(Beginning of MATERIAL SUPPLIED)
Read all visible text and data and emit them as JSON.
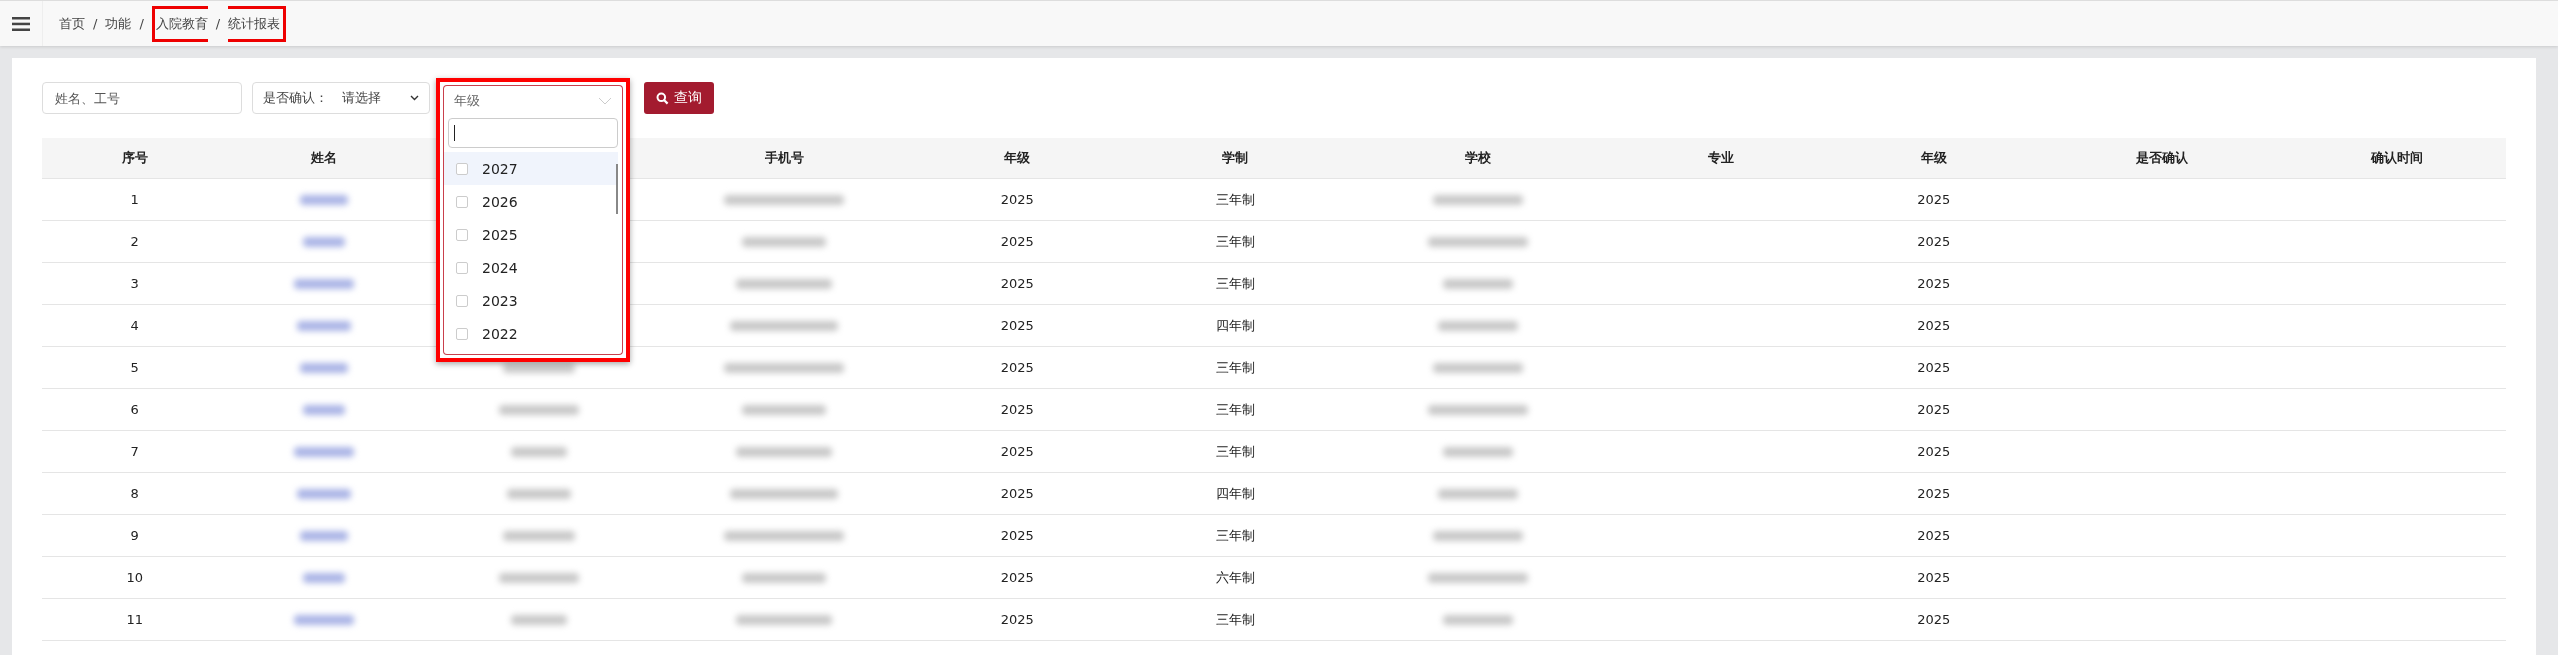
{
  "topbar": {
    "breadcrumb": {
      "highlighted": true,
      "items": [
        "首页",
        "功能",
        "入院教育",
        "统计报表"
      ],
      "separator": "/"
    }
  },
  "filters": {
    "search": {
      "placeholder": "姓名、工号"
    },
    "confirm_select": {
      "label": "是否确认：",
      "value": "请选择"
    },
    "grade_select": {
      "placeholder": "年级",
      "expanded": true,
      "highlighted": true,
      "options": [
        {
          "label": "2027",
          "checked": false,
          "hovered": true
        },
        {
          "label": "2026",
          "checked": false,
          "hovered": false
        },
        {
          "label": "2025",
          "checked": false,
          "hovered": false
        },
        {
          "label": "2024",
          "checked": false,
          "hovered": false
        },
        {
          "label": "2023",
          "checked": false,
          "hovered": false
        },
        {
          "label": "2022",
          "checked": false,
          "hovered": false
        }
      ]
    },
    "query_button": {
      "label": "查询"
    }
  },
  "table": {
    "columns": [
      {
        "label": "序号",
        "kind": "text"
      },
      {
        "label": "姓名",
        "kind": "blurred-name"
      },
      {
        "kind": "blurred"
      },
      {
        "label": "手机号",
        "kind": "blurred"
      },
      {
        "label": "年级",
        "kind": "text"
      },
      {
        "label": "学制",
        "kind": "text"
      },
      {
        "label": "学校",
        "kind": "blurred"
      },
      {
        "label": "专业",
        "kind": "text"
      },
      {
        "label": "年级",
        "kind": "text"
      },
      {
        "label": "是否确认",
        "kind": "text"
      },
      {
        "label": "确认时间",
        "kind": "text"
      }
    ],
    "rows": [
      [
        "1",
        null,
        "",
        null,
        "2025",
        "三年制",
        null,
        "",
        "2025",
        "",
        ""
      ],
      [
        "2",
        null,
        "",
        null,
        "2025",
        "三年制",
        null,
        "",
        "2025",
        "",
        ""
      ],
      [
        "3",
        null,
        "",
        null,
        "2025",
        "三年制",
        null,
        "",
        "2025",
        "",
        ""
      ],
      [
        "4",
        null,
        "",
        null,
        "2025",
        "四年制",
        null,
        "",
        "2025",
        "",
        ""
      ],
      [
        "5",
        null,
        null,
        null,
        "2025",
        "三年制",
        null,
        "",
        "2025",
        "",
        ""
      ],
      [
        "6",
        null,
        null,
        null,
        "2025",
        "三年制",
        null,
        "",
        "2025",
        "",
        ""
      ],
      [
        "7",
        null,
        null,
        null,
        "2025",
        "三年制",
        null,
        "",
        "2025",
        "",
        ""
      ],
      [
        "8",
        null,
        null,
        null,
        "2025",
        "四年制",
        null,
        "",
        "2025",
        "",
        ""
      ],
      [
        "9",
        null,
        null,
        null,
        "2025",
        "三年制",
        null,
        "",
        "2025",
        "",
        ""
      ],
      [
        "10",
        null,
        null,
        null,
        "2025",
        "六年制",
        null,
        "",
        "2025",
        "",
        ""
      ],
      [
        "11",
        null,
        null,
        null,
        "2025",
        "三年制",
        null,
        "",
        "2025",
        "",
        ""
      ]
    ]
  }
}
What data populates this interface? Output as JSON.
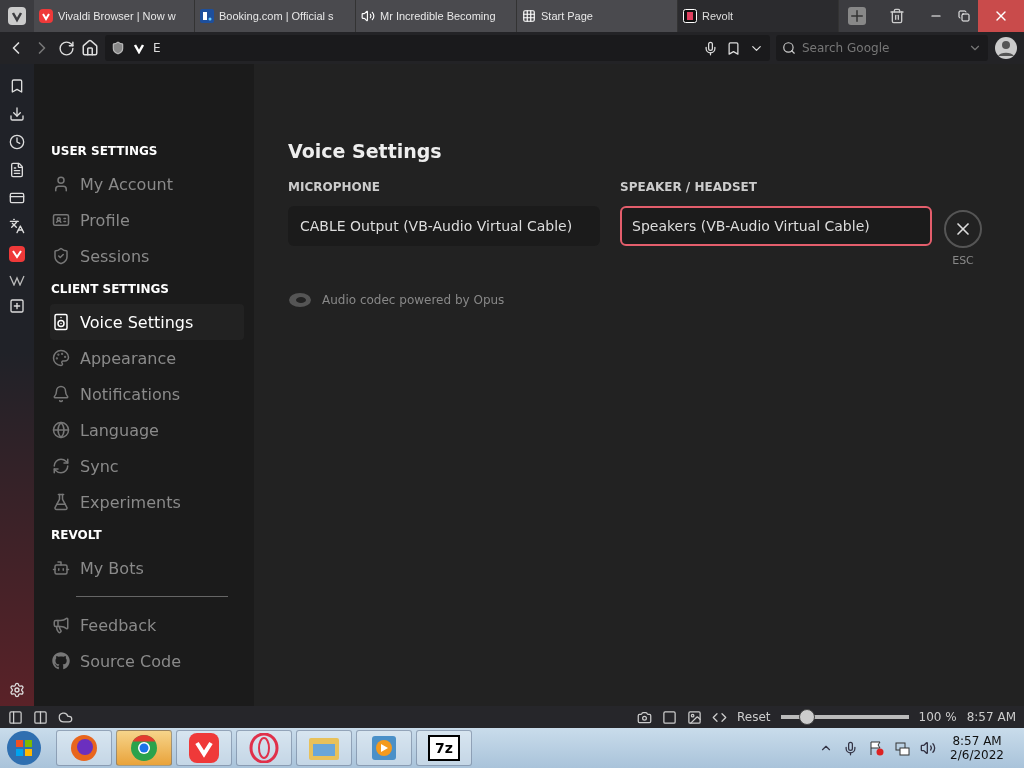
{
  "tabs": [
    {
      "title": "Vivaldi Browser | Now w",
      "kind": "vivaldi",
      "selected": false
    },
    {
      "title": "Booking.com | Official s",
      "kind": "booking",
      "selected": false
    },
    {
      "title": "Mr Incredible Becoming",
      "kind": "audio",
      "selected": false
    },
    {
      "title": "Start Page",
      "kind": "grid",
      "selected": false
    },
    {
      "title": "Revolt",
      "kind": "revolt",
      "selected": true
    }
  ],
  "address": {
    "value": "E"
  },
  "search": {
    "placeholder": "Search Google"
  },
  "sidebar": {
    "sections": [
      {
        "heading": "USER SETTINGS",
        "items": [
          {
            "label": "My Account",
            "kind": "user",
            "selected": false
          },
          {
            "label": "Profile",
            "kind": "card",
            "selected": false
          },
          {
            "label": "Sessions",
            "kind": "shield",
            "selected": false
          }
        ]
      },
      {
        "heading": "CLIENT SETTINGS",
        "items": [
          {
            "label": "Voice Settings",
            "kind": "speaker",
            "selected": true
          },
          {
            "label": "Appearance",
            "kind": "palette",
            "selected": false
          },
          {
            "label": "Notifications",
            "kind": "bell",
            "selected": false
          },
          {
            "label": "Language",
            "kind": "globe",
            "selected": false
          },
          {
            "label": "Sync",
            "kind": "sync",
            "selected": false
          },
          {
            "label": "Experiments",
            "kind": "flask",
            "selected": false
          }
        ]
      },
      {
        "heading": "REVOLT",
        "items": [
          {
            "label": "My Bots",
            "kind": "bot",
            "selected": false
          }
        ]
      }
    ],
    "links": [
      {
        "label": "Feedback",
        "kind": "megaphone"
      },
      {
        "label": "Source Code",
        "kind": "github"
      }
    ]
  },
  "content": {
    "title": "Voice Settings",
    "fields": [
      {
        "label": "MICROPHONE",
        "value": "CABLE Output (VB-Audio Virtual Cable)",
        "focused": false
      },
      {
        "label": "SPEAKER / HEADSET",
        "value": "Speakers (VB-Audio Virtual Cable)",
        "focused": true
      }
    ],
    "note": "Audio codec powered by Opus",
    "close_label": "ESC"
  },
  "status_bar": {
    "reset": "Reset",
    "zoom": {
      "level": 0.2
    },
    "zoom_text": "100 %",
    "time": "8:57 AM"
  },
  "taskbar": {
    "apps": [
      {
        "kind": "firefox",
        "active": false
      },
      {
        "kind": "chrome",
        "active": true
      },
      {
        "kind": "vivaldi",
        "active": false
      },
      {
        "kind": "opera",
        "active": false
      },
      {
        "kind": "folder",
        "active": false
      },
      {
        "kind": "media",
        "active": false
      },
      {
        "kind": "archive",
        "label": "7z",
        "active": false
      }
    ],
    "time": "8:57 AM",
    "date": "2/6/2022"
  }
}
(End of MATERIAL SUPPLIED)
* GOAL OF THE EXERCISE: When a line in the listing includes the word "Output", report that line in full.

* TASK RESPONSE:
What data populates this interface? Output as JSON.
        "value": "CABLE Output (VB-Audio Virtual Cable)",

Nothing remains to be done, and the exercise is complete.